Other Desert Cities
2nd Story's superb production of "Other Desert Cities" reminds us that while the truth may set you free, it may also open Pandora's box.by Christopher Verleger, EDGE
“Telling the truth is a very expensive hobby.”
That is just one of many unforgettable spoken lines from Jon Robin Baitz’s powerful family drama, “Other Desert Cities,” now at 2nd Story Theatre.
If you are convinced the wealthy and successful have it easier, the Wyeths will certainly give you reason to think again. This privileged group isn’t necessarily unhappy but emotionally guarded, not so much because of their fame or fortune, but rather in spite of it.
Before retiring to Palm Springs and becoming Republican party power players who frequently dined with the likes of Ronald and Nancy Reagan, Polly (Sharon Carpentier) and Lyman (Vince Petronio) Wyeth made their mark writing for and acting in motion pictures.

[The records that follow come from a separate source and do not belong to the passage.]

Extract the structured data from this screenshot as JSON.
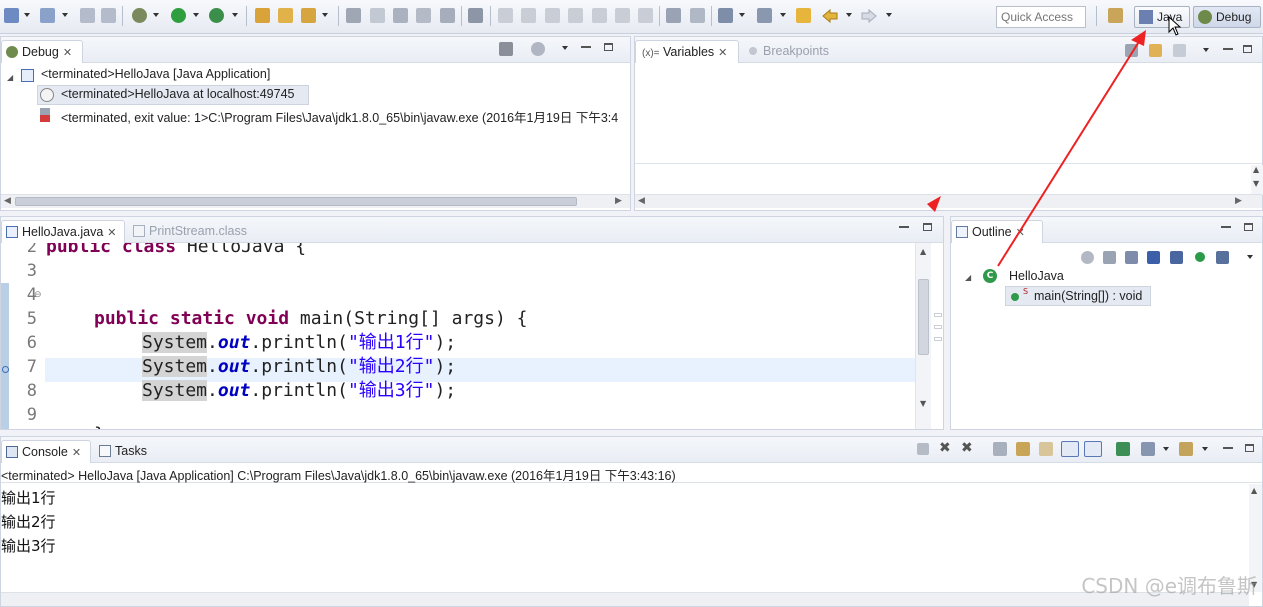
{
  "toolbar": {
    "quick_access_placeholder": "Quick Access",
    "perspectives": [
      {
        "label": "Java"
      },
      {
        "label": "Debug"
      }
    ]
  },
  "debug_view": {
    "tab_label": "Debug",
    "tree": [
      {
        "text": "<terminated>HelloJava [Java Application]"
      },
      {
        "text": "<terminated>HelloJava at localhost:49745"
      },
      {
        "text": "<terminated, exit value: 1>C:\\Program Files\\Java\\jdk1.8.0_65\\bin\\javaw.exe (2016年1月19日 下午3:4"
      }
    ]
  },
  "variables_view": {
    "tabs": [
      {
        "label": "Variables"
      },
      {
        "label": "Breakpoints"
      }
    ],
    "variables_prefix": "(x)="
  },
  "editor": {
    "tabs": [
      {
        "label": "HelloJava.java"
      },
      {
        "label": "PrintStream.class"
      }
    ],
    "line_numbers": [
      "2",
      "3",
      "4",
      "5",
      "6",
      "7",
      "8",
      "9"
    ],
    "lines": {
      "l2_kw": "public class",
      "l2_rest": " HelloJava {",
      "l4_kw": "public static void",
      "l4_rest": " main(String[] args) {",
      "system": "System",
      "dot": ".",
      "out": "out",
      "println": ".println(",
      "str1": "\"输出1行\"",
      "str2": "\"输出2行\"",
      "str3": "\"输出3行\"",
      "close": ");",
      "l9": "}"
    }
  },
  "outline_view": {
    "tab_label": "Outline",
    "class_name": "HelloJava",
    "method": "main(String[]) : void",
    "static_marker": "S"
  },
  "console_view": {
    "tabs": [
      {
        "label": "Console"
      },
      {
        "label": "Tasks"
      }
    ],
    "status": "<terminated> HelloJava [Java Application] C:\\Program Files\\Java\\jdk1.8.0_65\\bin\\javaw.exe (2016年1月19日 下午3:43:16)",
    "output": [
      "输出1行",
      "输出2行",
      "输出3行"
    ]
  },
  "watermark": "CSDN @e调布鲁斯",
  "colors": {
    "keyword": "#7f0055",
    "field": "#0000c0",
    "string": "#2a00ff",
    "annotation_arrow": "#ee2222"
  }
}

Their novelist daughter from New York, Brooke (Rachel Morris), has just recovered from a crippling bout of depression, and their son Trip (Ara Boghigian), a reality show producer, struggles to remain loyal to his self-involved sister and his parents incorrigible need to keep up appearances.
What begins as a routine family gathering soon turns into a heated war of words and accusations when Brooke announces that her latest book is actually non-fiction and based on her late brother, Henry, a leftist whose anti-war antics implicated him in a deadly bombing that eventually caused him to take his own life. Armed with the input and avid encouragement of her all-knowing, alcoholic Aunt Silda (Joanne Fayan), Brooke fails to gain endorsement from her parents, who become enraged by her intent to revisit their family tragedy, especially in print, and threaten to disown her.
Family secrets are a staple of dramatic theater, but while this may not be uncharted territory, the explosive interplay of this fiercely well-spoken, educated, politically divided cast of characters makes for an electrifying experience that leaves the audience shocked and breathless, and like the Wyeth family, hanging on every word in search of the truth.
Ed Shea masterfully and painstakingly directs these five stellar performers whose raw, cathartic emotion conveys unbridled principle, resolute stoicism and festered resentment that culminates in recognized acceptance and an inherent understanding of family dynamics.
The always magnificent Carpentier has never been better as the caring albeit conflicted Polly, and Fayan is equally eloquent as screwed up yet strident Aunt Silda. Petronio’s profound performance as Lyman tirelessly tugs at your heartstrings and Boghigian portrays Trip with a fitting combination of charm and warranted exasperation.
As the self-appointed arbiter of her family’s hidden history, an earnest Morris shows both force and an essential fragility in her portrayal of Brooke.
2nd Story’s superb production of “Other Desert Cities” reminds us that while the truth may set you free, it may also open Pandora’s box.